Exercise objective: Each of the entries below is to be written out exactly, and the images skipped.

•••••

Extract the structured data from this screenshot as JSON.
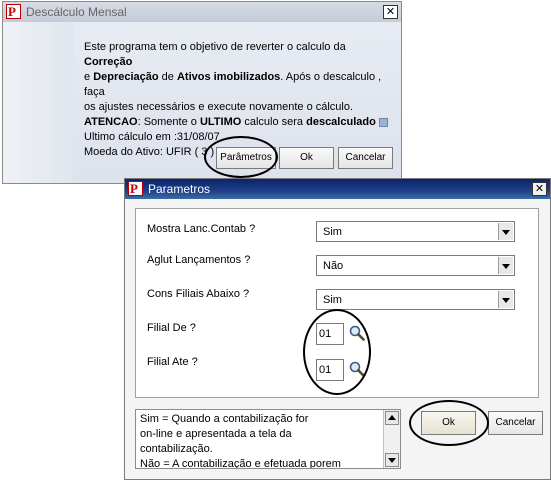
{
  "descalculo_window": {
    "title": "Descálculo Mensal",
    "close": "✕",
    "message": {
      "line1a": "Este programa tem o objetivo de reverter o calculo da ",
      "line1b": "Correção",
      "line2a": "e ",
      "line2b": "Depreciação",
      "line2c": " de ",
      "line2d": "Ativos imobilizados",
      "line2e": ". Após o descalculo , faça",
      "line3": "os ajustes  necessários e execute novamente o cálculo.",
      "line4a": "ATENCAO",
      "line4b": ": Somente o ",
      "line4c": "ULTIMO",
      "line4d": " calculo sera ",
      "line4e": "descalculado",
      "line5": "Ultimo cálculo em :31/08/07",
      "line6": "Moeda do Ativo: UFIR ( 3 )"
    },
    "buttons": {
      "parametros": "Parâmetros",
      "ok": "Ok",
      "cancelar": "Cancelar"
    }
  },
  "parametros_window": {
    "title": "Parametros",
    "close": "✕",
    "fields": [
      {
        "label": "Mostra Lanc.Contab ?",
        "value": "Sim"
      },
      {
        "label": "Aglut Lançamentos ?",
        "value": "Não"
      },
      {
        "label": "Cons Filiais Abaixo ?",
        "value": "Sim"
      }
    ],
    "filial_de": {
      "label": "Filial De ?",
      "value": "01"
    },
    "filial_ate": {
      "label": "Filial Ate ?",
      "value": "01"
    },
    "help_text": {
      "line1": "Sim = Quando a contabilização for",
      "line2": "on-line e apresentada a tela da",
      "line3": "contabilização.",
      "line4": "Não = A contabilização e efetuada porem"
    },
    "buttons": {
      "ok": "Ok",
      "cancelar": "Cancelar"
    }
  },
  "icons": [
    "app-logo-icon",
    "close-icon",
    "dropdown-arrow-icon",
    "search-icon",
    "scroll-up-icon",
    "scroll-down-icon"
  ],
  "colors": {
    "title_active": "#0a246a",
    "logo_red": "#c00000"
  }
}
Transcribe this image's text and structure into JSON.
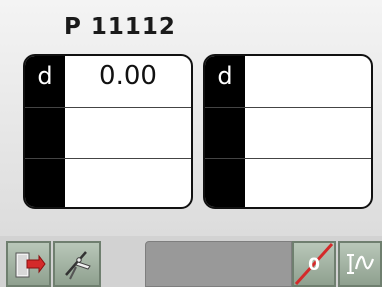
{
  "header": {
    "program_title": "P 11112"
  },
  "panels": [
    {
      "rows": [
        {
          "label": "d",
          "value": "0.00"
        },
        {
          "label": "",
          "value": ""
        },
        {
          "label": "",
          "value": ""
        }
      ]
    },
    {
      "rows": [
        {
          "label": "d",
          "value": ""
        },
        {
          "label": "",
          "value": ""
        },
        {
          "label": "",
          "value": ""
        }
      ]
    }
  ],
  "toolbar": {
    "exit_icon": "door-exit-icon",
    "tools_icon": "caliper-tools-icon",
    "status_text": "",
    "zero_label": "0",
    "curve_icon": "waveform-icon"
  },
  "colors": {
    "label_bg": "#000000",
    "panel_bg": "#ffffff",
    "button_green": "#9fb09f",
    "strike_red": "#d42a2a"
  }
}
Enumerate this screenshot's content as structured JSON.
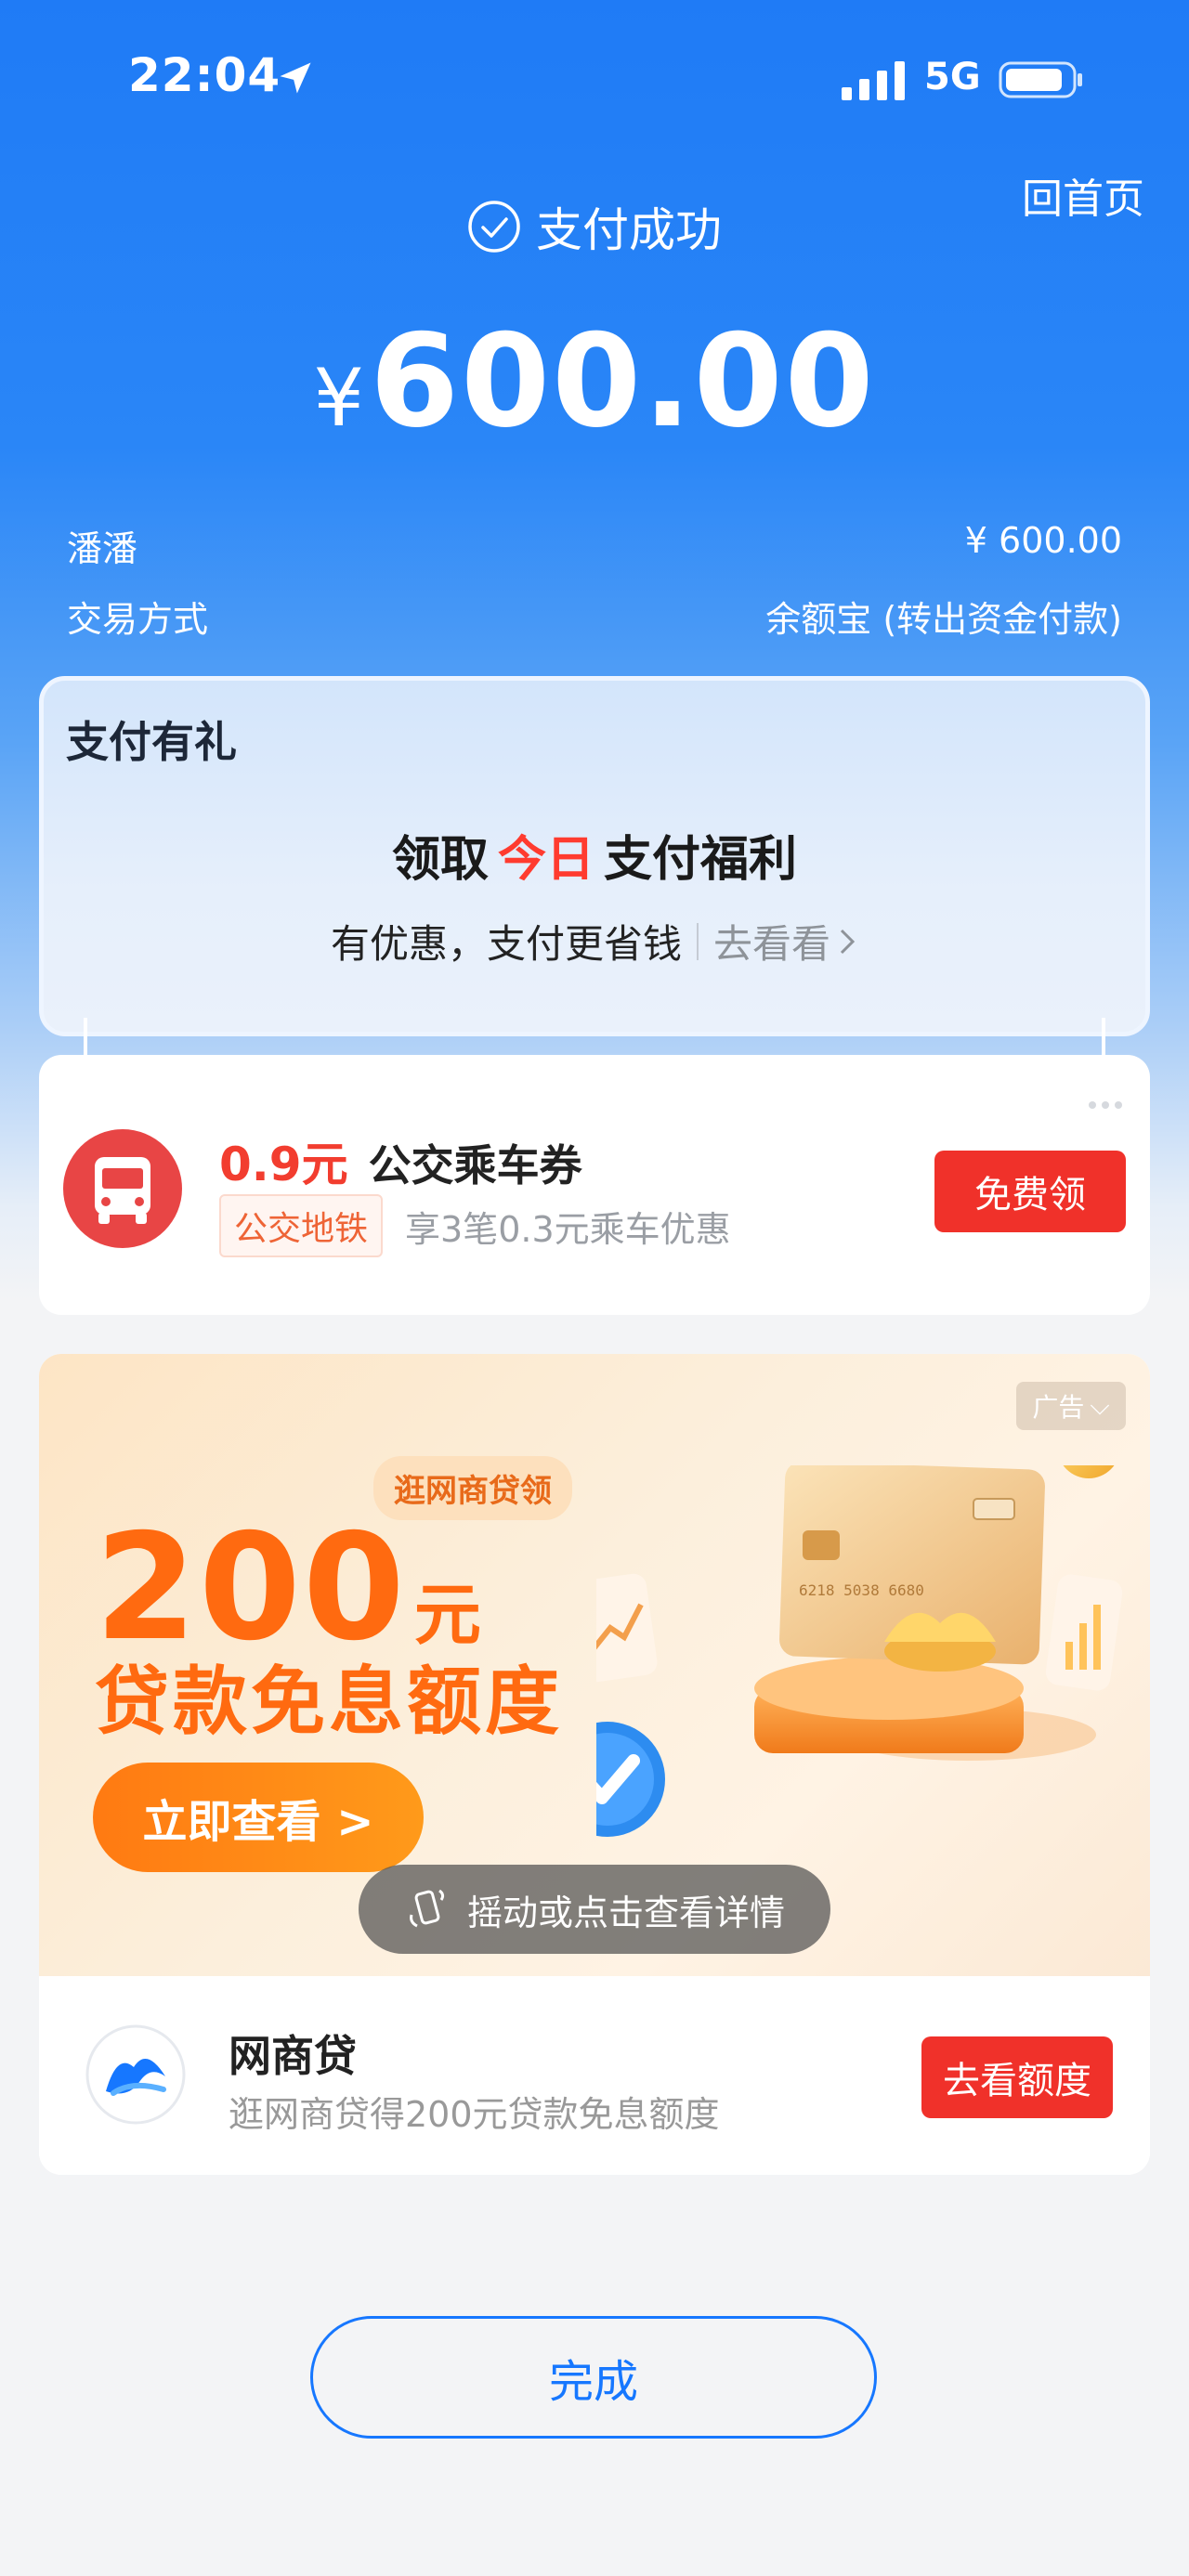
{
  "status_bar": {
    "time": "22:04",
    "network": "5G"
  },
  "header": {
    "home_link": "回首页",
    "status_title": "支付成功",
    "currency_symbol": "¥",
    "amount": "600.00"
  },
  "details": {
    "payee": "潘潘",
    "payee_amount": "¥ 600.00",
    "method_label": "交易方式",
    "method_value": "余额宝 (转出资金付款)"
  },
  "gift": {
    "title": "支付有礼",
    "headline_prefix": "领取",
    "headline_highlight": "今日",
    "headline_suffix": "支付福利",
    "subtitle": "有优惠，支付更省钱",
    "link": "去看看"
  },
  "coupon": {
    "amount": "0.9元",
    "name": "公交乘车券",
    "tag": "公交地铁",
    "desc": "享3笔0.3元乘车优惠",
    "button": "免费领"
  },
  "ad": {
    "badge": "广告",
    "chip": "逛网商贷领",
    "big_number": "200",
    "big_unit": "元",
    "subtitle": "贷款免息额度",
    "cta": "立即查看 >",
    "shake_hint": "摇动或点击查看详情",
    "card_number": "6218 5038 6680",
    "brand_name": "网商贷",
    "brand_desc": "逛网商贷得200元贷款免息额度",
    "brand_button": "去看额度"
  },
  "footer": {
    "done_button": "完成"
  },
  "colors": {
    "primary_blue": "#1677ff",
    "danger_red": "#f0312a",
    "promo_orange": "#ff6a10"
  }
}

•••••

Answer box:
Extract the structured data from this screenshot as JSON.
{
  "descalculo_window": {
    "title": "Descálculo Mensal",
    "close": "✕",
    "message": {
      "line1a": "Este programa tem o objetivo de reverter o calculo da ",
      "line1b": "Correção",
      "line2a": "e ",
      "line2b": "Depreciação",
      "line2c": " de ",
      "line2d": "Ativos imobilizados",
      "line2e": ". Após o descalculo , faça",
      "line3": "os ajustes  necessários e execute novamente o cálculo.",
      "line4a": "ATENCAO",
      "line4b": ": Somente o ",
      "line4c": "ULTIMO",
      "line4d": " calculo sera ",
      "line4e": "descalculado",
      "line5": "Ultimo cálculo em :31/08/07",
      "line6": "Moeda do Ativo: UFIR ( 3 )"
    },
    "buttons": {
      "parametros": "Parâmetros",
      "ok": "Ok",
      "cancelar": "Cancelar"
    }
  },
  "parametros_window": {
    "title": "Parametros",
    "close": "✕",
    "fields": [
      {
        "label": "Mostra Lanc.Contab ?",
        "value": "Sim"
      },
      {
        "label": "Aglut Lançamentos ?",
        "value": "Não"
      },
      {
        "label": "Cons Filiais Abaixo ?",
        "value": "Sim"
      }
    ],
    "filial_de": {
      "label": "Filial De ?",
      "value": "01"
    },
    "filial_ate": {
      "label": "Filial Ate ?",
      "value": "01"
    },
    "help_text": {
      "line1": "Sim = Quando a contabilização for",
      "line2": "on-line e apresentada a tela da",
      "line3": "contabilização.",
      "line4": "Não = A contabilização e efetuada porem"
    },
    "buttons": {
      "ok": "Ok",
      "cancelar": "Cancelar"
    }
  },
  "icons": [
    "app-logo-icon",
    "close-icon",
    "dropdown-arrow-icon",
    "search-icon",
    "scroll-up-icon",
    "scroll-down-icon"
  ],
  "colors": {
    "title_active": "#0a246a",
    "logo_red": "#c00000"
  }
}
Transcribe this image's text and structure into JSON.
{
  "header": {
    "program_title": "P 11112"
  },
  "panels": [
    {
      "rows": [
        {
          "label": "d",
          "value": "0.00"
        },
        {
          "label": "",
          "value": ""
        },
        {
          "label": "",
          "value": ""
        }
      ]
    },
    {
      "rows": [
        {
          "label": "d",
          "value": ""
        },
        {
          "label": "",
          "value": ""
        },
        {
          "label": "",
          "value": ""
        }
      ]
    }
  ],
  "toolbar": {
    "exit_icon": "door-exit-icon",
    "tools_icon": "caliper-tools-icon",
    "status_text": "",
    "zero_label": "0",
    "curve_icon": "waveform-icon"
  },
  "colors": {
    "label_bg": "#000000",
    "panel_bg": "#ffffff",
    "button_green": "#9fb09f",
    "strike_red": "#d42a2a"
  }
}
Enumerate this screenshot's content as structured JSON.
{
  "status_bar": {
    "time": "22:04",
    "network": "5G"
  },
  "header": {
    "home_link": "回首页",
    "status_title": "支付成功",
    "currency_symbol": "¥",
    "amount": "600.00"
  },
  "details": {
    "payee": "潘潘",
    "payee_amount": "¥ 600.00",
    "method_label": "交易方式",
    "method_value": "余额宝 (转出资金付款)"
  },
  "gift": {
    "title": "支付有礼",
    "headline_prefix": "领取",
    "headline_highlight": "今日",
    "headline_suffix": "支付福利",
    "subtitle": "有优惠，支付更省钱",
    "link": "去看看"
  },
  "coupon": {
    "amount": "0.9元",
    "name": "公交乘车券",
    "tag": "公交地铁",
    "desc": "享3笔0.3元乘车优惠",
    "button": "免费领"
  },
  "ad": {
    "badge": "广告",
    "chip": "逛网商贷领",
    "big_number": "200",
    "big_unit": "元",
    "subtitle": "贷款免息额度",
    "cta": "立即查看 >",
    "shake_hint": "摇动或点击查看详情",
    "card_number": "6218 5038 6680",
    "brand_name": "网商贷",
    "brand_desc": "逛网商贷得200元贷款免息额度",
    "brand_button": "去看额度"
  },
  "footer": {
    "done_button": "完成"
  },
  "colors": {
    "primary_blue": "#1677ff",
    "danger_red": "#f0312a",
    "promo_orange": "#ff6a10"
  }
}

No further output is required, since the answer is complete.